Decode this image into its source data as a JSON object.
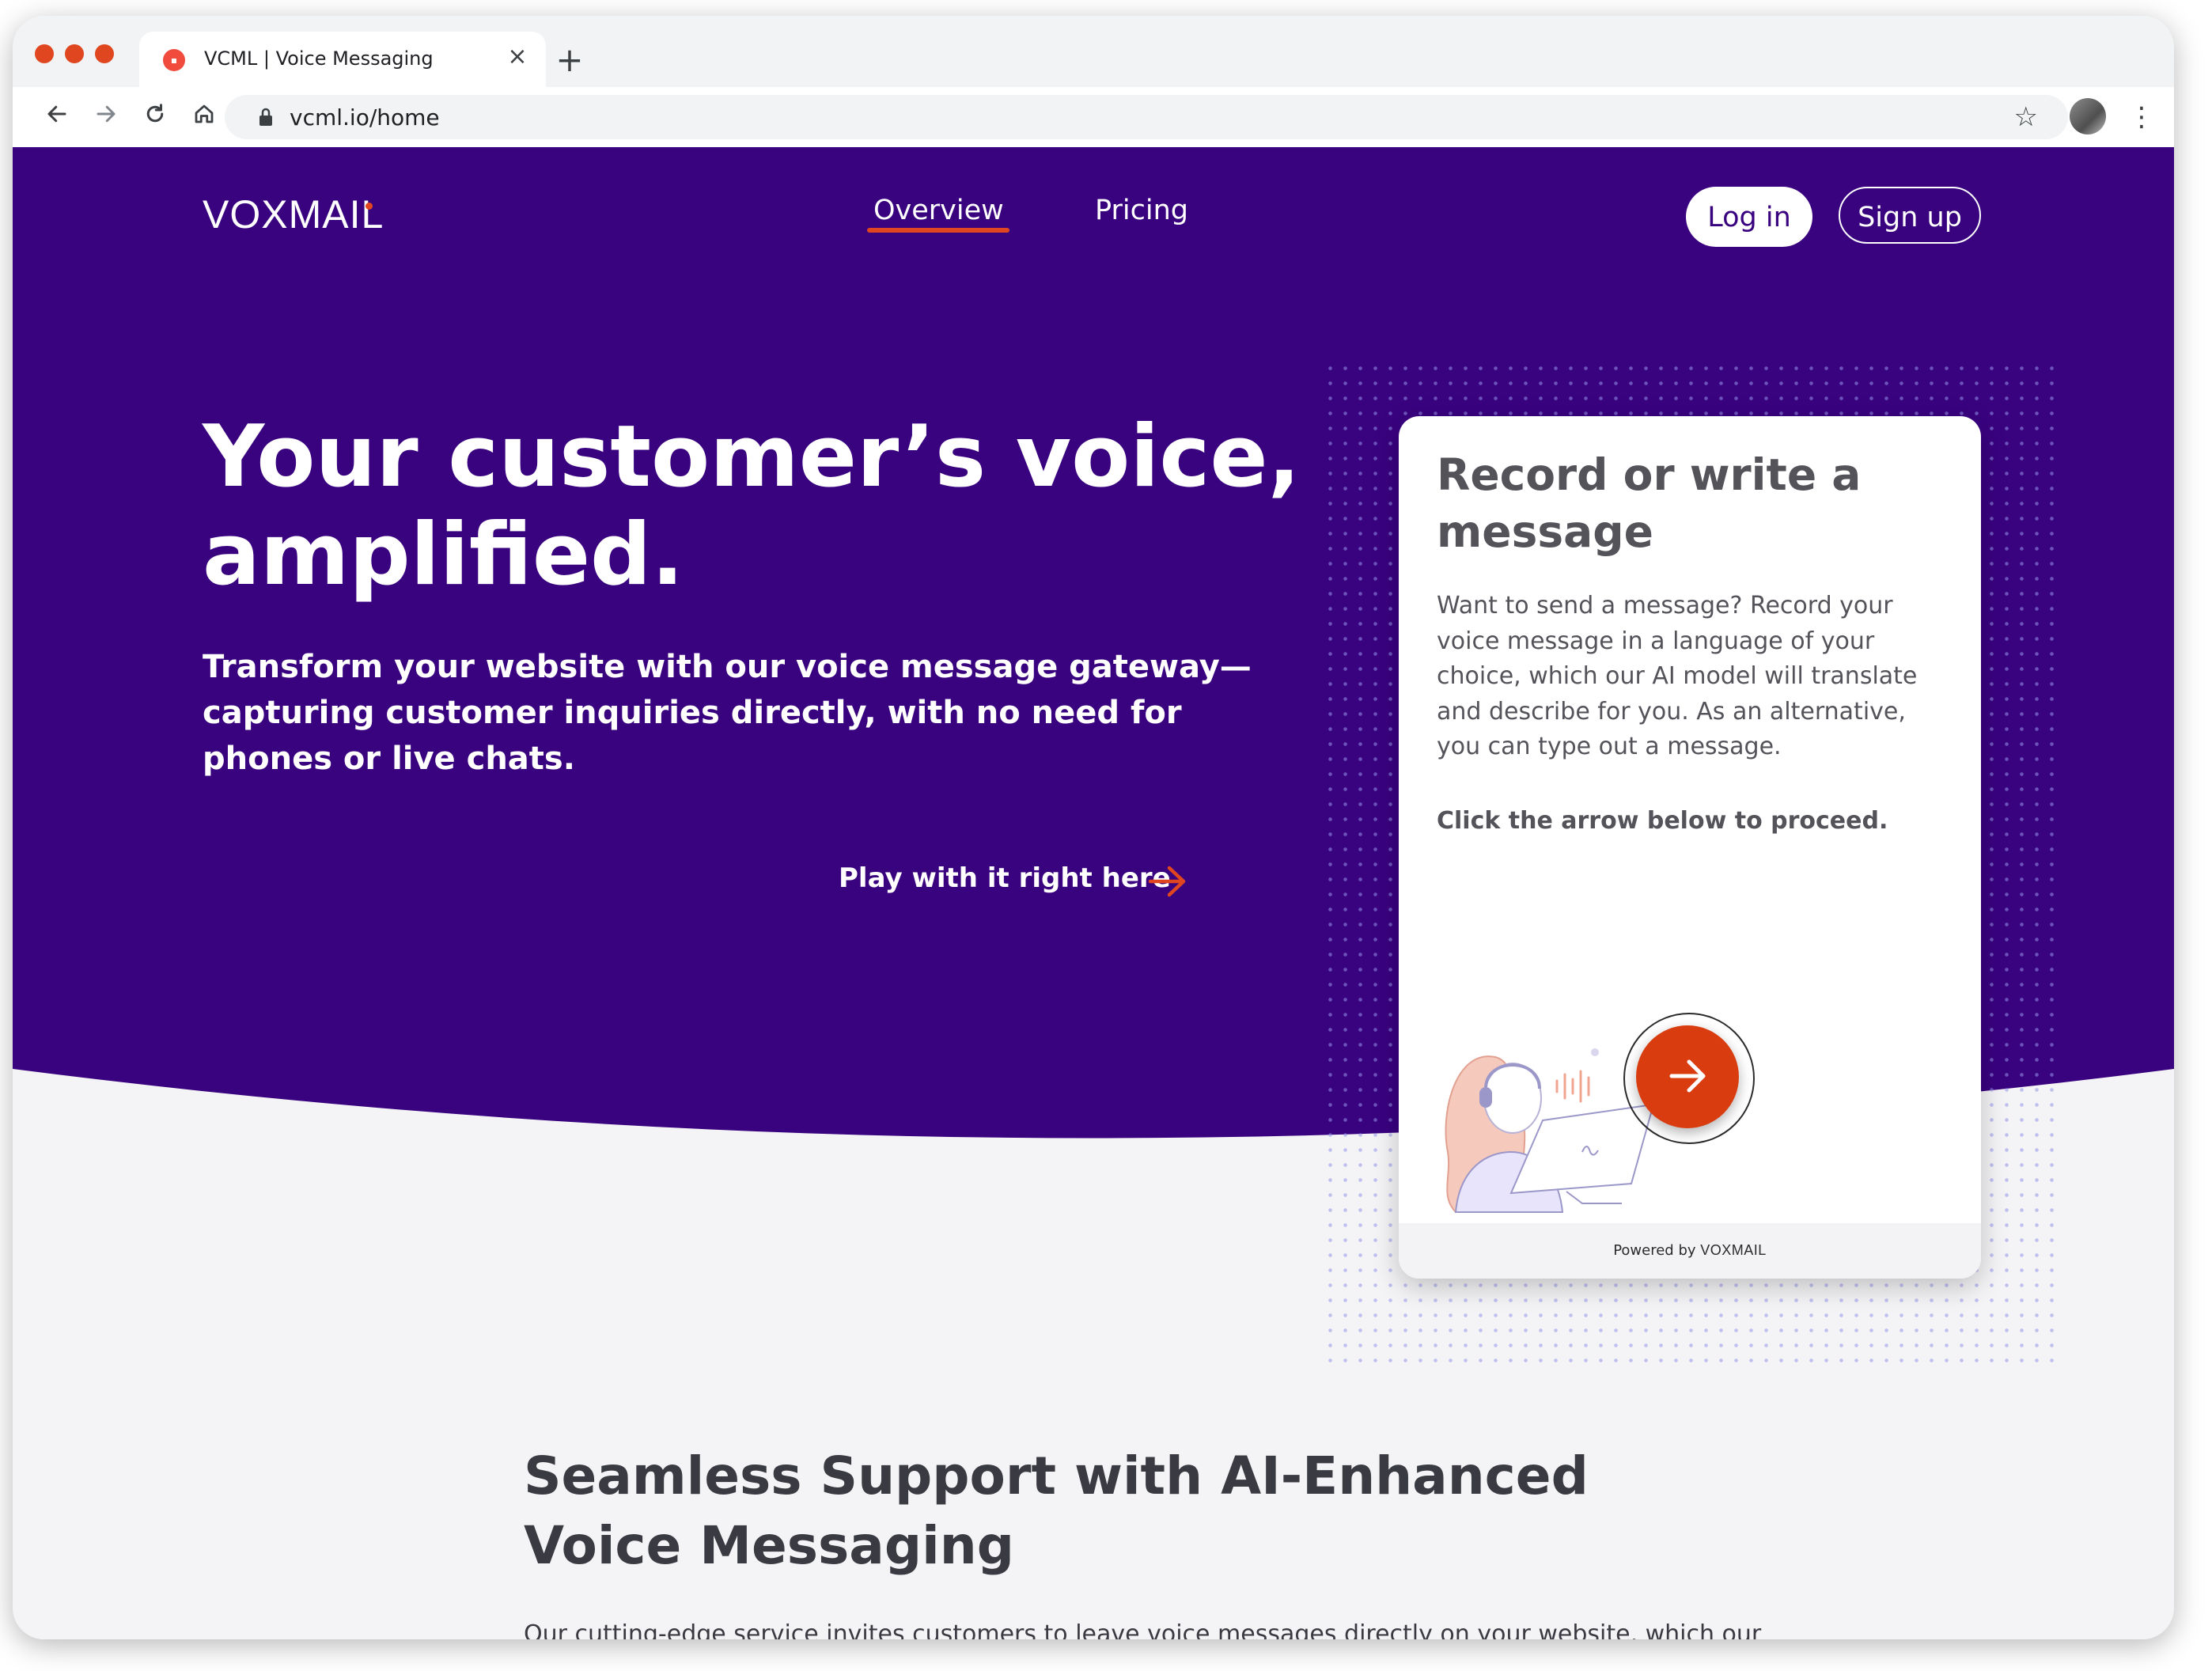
{
  "browser": {
    "tab_title": "VCML | Voice Messaging",
    "url": "vcml.io/home",
    "colors": {
      "close_dot": "#e0461f",
      "min_dot": "#e0461f",
      "max_dot": "#e0461f"
    }
  },
  "nav": {
    "logo": "VOXMAIL",
    "links": [
      {
        "label": "Overview",
        "active": true
      },
      {
        "label": "Pricing",
        "active": false
      }
    ],
    "login_label": "Log in",
    "signup_label": "Sign up"
  },
  "hero": {
    "title": "Your customer’s voice, amplified.",
    "subtitle": "Transform your website with our voice message gateway—capturing customer inquiries directly, with no need for phones or live chats.",
    "cta_label": "Play with it right here",
    "colors": {
      "background": "#39027f",
      "accent": "#e0461f"
    }
  },
  "card": {
    "title": "Record or write a message",
    "body": "Want to send a message? Record your voice message in a language of your choice, which our AI model will translate and describe for you. As an alternative, you can type out a message.",
    "proceed": "Click the arrow below to proceed.",
    "powered_prefix": "Powered by",
    "powered_brand": "VOXMAIL",
    "icon": "arrow-right-icon"
  },
  "section": {
    "title": "Seamless Support with AI-Enhanced Voice Messaging",
    "body": "Our cutting-edge service invites customers to leave voice messages directly on your website, which our"
  }
}
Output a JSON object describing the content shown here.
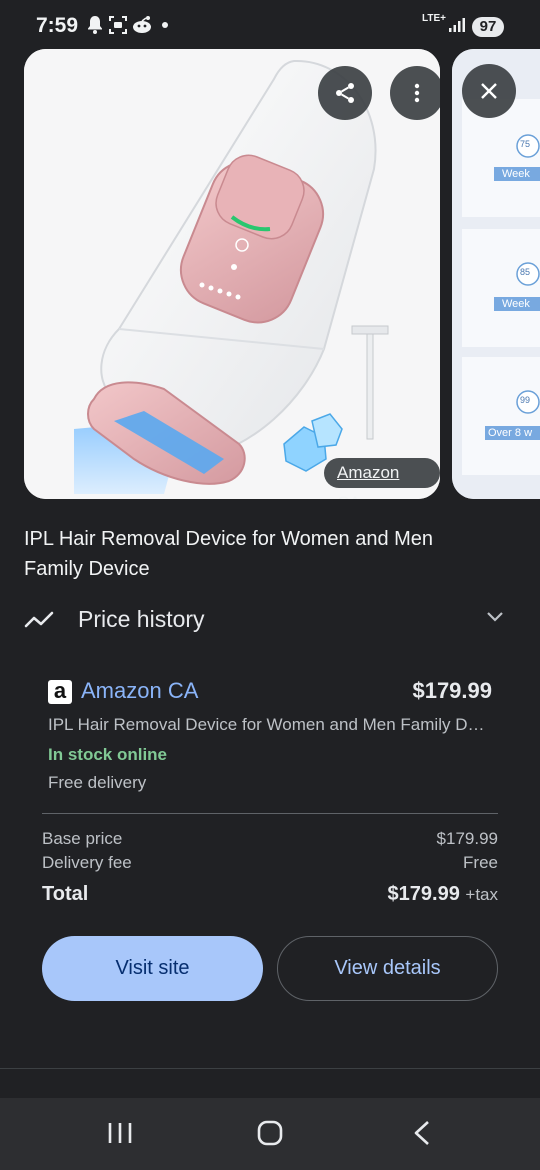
{
  "status_bar": {
    "time": "7:59",
    "network_label": "LTE+",
    "battery": "97",
    "icons": [
      "notification-bell-icon",
      "screenshot-icon",
      "reddit-icon",
      "dot-icon",
      "signal-icon"
    ]
  },
  "gallery": {
    "source_chip": "Amazon CA",
    "actions": [
      "share-icon",
      "more-vert-icon",
      "close-icon"
    ],
    "next_image_labels": [
      "Week",
      "Week",
      "Over 8 w"
    ],
    "next_image_badges": [
      "75",
      "85",
      "99"
    ]
  },
  "product": {
    "title": "IPL Hair Removal Device for Women and Men Family Device"
  },
  "price_history": {
    "label": "Price history",
    "icon": "trending-icon"
  },
  "offer": {
    "merchant": "Amazon CA",
    "merchant_logo": "a",
    "price": "$179.99",
    "listing_title": "IPL Hair Removal Device for Women and Men Family Device",
    "stock": "In stock online",
    "delivery": "Free delivery",
    "base_price_label": "Base price",
    "base_price_value": "$179.99",
    "delivery_fee_label": "Delivery fee",
    "delivery_fee_value": "Free",
    "total_label": "Total",
    "total_value": "$179.99",
    "tax_suffix": "+tax",
    "primary_button": "Visit site",
    "secondary_button": "View details",
    "colors": {
      "accent": "#8ab4f8",
      "in_stock": "#81c995",
      "primary_button_bg": "#a8c7fa"
    }
  },
  "nav_bar": {
    "buttons": [
      "recents-icon",
      "home-icon",
      "back-icon"
    ]
  }
}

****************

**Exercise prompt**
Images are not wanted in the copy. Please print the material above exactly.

**Your response**
Decode this image into its source data as a JSON object.
{
  "browser": {
    "tab_title": "VCML | Voice Messaging",
    "url": "vcml.io/home",
    "colors": {
      "close_dot": "#e0461f",
      "min_dot": "#e0461f",
      "max_dot": "#e0461f"
    }
  },
  "nav": {
    "logo": "VOXMAIL",
    "links": [
      {
        "label": "Overview",
        "active": true
      },
      {
        "label": "Pricing",
        "active": false
      }
    ],
    "login_label": "Log in",
    "signup_label": "Sign up"
  },
  "hero": {
    "title": "Your customer’s voice, amplified.",
    "subtitle": "Transform your website with our voice message gateway—capturing customer inquiries directly, with no need for phones or live chats.",
    "cta_label": "Play with it right here",
    "colors": {
      "background": "#39027f",
      "accent": "#e0461f"
    }
  },
  "card": {
    "title": "Record or write a message",
    "body": "Want to send a message? Record your voice message in a language of your choice, which our AI model will translate and describe for you. As an alternative, you can type out a message.",
    "proceed": "Click the arrow below to proceed.",
    "powered_prefix": "Powered by",
    "powered_brand": "VOXMAIL",
    "icon": "arrow-right-icon"
  },
  "section": {
    "title": "Seamless Support with AI-Enhanced Voice Messaging",
    "body": "Our cutting-edge service invites customers to leave voice messages directly on your website, which our"
  }
}
Output a JSON object describing the content shown here.
{
  "status_bar": {
    "time": "7:59",
    "network_label": "LTE+",
    "battery": "97",
    "icons": [
      "notification-bell-icon",
      "screenshot-icon",
      "reddit-icon",
      "dot-icon",
      "signal-icon"
    ]
  },
  "gallery": {
    "source_chip": "Amazon CA",
    "actions": [
      "share-icon",
      "more-vert-icon",
      "close-icon"
    ],
    "next_image_labels": [
      "Week",
      "Week",
      "Over 8 w"
    ],
    "next_image_badges": [
      "75",
      "85",
      "99"
    ]
  },
  "product": {
    "title": "IPL Hair Removal Device for Women and Men Family Device"
  },
  "price_history": {
    "label": "Price history",
    "icon": "trending-icon"
  },
  "offer": {
    "merchant": "Amazon CA",
    "merchant_logo": "a",
    "price": "$179.99",
    "listing_title": "IPL Hair Removal Device for Women and Men Family Device",
    "stock": "In stock online",
    "delivery": "Free delivery",
    "base_price_label": "Base price",
    "base_price_value": "$179.99",
    "delivery_fee_label": "Delivery fee",
    "delivery_fee_value": "Free",
    "total_label": "Total",
    "total_value": "$179.99",
    "tax_suffix": "+tax",
    "primary_button": "Visit site",
    "secondary_button": "View details",
    "colors": {
      "accent": "#8ab4f8",
      "in_stock": "#81c995",
      "primary_button_bg": "#a8c7fa"
    }
  },
  "nav_bar": {
    "buttons": [
      "recents-icon",
      "home-icon",
      "back-icon"
    ]
  }
}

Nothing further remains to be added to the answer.